▶ _ABOUT THIS EXERCISE_
How many lines in the data hold the string "Templates"? State the number alone.

▶ _INPUT MATERIAL_

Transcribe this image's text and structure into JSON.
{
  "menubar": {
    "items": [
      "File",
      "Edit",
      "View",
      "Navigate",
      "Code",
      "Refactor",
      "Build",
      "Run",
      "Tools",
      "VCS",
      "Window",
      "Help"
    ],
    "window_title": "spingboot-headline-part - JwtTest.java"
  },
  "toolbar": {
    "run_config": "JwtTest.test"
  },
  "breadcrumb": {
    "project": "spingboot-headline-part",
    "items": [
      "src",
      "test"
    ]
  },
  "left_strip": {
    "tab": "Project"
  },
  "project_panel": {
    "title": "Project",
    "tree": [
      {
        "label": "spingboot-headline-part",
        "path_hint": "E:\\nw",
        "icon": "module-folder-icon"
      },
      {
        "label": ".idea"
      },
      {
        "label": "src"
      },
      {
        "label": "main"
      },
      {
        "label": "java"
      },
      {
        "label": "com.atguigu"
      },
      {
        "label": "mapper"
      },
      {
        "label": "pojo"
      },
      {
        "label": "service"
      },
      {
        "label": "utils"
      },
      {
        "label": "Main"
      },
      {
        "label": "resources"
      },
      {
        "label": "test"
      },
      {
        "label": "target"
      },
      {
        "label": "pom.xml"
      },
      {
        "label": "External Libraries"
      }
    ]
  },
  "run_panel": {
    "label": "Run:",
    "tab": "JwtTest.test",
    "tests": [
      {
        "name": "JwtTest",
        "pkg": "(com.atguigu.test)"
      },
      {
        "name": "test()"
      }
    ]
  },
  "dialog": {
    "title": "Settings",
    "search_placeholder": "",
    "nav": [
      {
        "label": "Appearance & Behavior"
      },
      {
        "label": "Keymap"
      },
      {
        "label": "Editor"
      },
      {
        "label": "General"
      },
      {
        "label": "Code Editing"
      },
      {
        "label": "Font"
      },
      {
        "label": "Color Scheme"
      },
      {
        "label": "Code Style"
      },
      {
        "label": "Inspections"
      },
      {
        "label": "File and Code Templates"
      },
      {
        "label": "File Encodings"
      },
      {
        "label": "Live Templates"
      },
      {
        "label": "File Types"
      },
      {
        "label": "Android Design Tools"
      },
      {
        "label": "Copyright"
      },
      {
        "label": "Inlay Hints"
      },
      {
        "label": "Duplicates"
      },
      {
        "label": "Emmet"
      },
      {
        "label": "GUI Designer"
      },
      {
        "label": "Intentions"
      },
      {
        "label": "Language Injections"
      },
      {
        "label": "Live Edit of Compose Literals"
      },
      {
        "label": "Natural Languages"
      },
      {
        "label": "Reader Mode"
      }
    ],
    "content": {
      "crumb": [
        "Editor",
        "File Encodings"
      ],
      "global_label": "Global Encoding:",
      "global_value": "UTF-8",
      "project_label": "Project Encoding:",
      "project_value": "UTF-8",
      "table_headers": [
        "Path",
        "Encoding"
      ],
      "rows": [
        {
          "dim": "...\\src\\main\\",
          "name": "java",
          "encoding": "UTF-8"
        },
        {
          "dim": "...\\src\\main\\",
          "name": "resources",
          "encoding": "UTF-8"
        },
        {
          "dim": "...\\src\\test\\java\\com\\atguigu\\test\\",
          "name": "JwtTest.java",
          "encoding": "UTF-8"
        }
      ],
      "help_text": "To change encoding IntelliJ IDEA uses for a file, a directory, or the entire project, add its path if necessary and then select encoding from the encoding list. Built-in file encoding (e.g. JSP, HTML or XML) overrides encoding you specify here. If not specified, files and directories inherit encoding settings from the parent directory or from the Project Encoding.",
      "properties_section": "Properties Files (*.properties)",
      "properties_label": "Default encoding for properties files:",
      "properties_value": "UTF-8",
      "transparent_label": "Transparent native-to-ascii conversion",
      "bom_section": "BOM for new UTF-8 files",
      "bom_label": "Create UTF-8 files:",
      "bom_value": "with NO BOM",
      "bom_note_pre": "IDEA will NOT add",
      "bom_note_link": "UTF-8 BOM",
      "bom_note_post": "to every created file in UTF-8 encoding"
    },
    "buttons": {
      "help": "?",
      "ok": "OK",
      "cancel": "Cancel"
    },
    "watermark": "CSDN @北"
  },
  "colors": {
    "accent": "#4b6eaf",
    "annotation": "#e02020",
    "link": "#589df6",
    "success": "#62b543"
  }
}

▶ _RESPONSE AREA_
2